The whisker update was perhaps the most anticipated feature of the new website by the community. For the longest time the hiscores consisted of the same people sitting at the top. The only time this would change is when a new skill came out, which prior to Divination was in April 2010. This lead to the creation of the community hiscores, a hiscore table that would update every couple weeks with new content. In the two months since the release of the new website we’ve seen hiscore tables for things such as Red Imp kills, Stealing Creation, Wilderness PvP kills, Solo Zilyana kills, and a couple for Super September. While these keep the tables fresh and give people a chance to succeed where normally they couldn’t, more could have been done.
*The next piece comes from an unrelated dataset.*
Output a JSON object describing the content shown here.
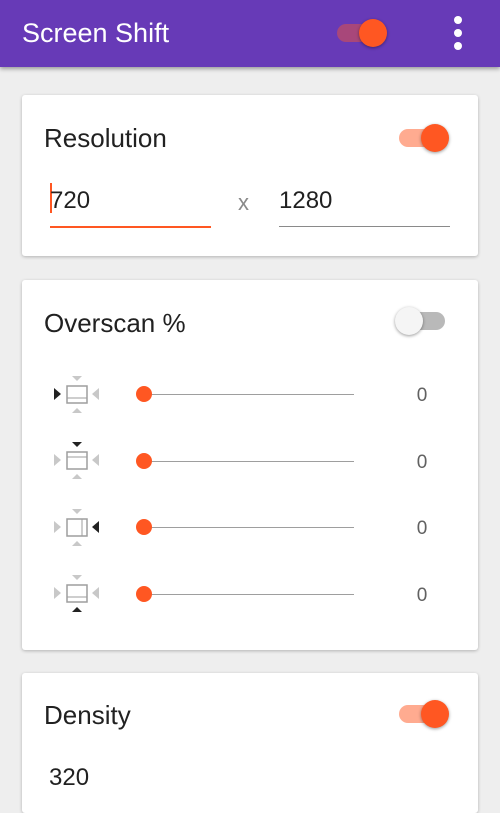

For the longest time a comprehensive high score system has fallen to the fan sites to implement. RSBandB among others run community high scores. Our current feature set outpaces what Jagex has available for a player to evaluate themselves. While we value having something unique the system could be so much more if Jagex were to implement something like it. As an example it’s super easy on RSBandB to see how much experience someone or a group of people have gained in a specific time period. It’s also possible to see recent achievements. Features like these are just the tip of the iceberg and it would have been nice to see some more work on the individual player tables.
There is hope for the future on this front though. If a player looks into the social tab in game it is possible to see a section called “Activity Stream” that has not been released yet. This feature has been pending since the launch of the New Interface System alpha test and we’ve not heard anything from Jagex as to what it will do. The name implies it’s a stream based on in game activity and it could very possibly be tied to the hiscores and adventurers log. With an interface in game to check up on friends it only makes sense that it is possible that such an interface will come to the website. With a few changes and the addition of the activity stream it’s entirely possible that the new hiscores could become the centre piece of the RuneScape website.
Overall the new website that shipped with RuneScape 3 is a great improvement. It is a progressive rather than regressive web design. A regressive website design can happen when too much emphasis is put on the actual graphical design (art) of the website or flows and wireframes are not planned properly. This act of improper planning and focusing on graphical design happens all too often with new “web designers”. If you’re reading this and are interested in web design, remember this point. It’s a life saver and has helped to create a great new RuneScape website.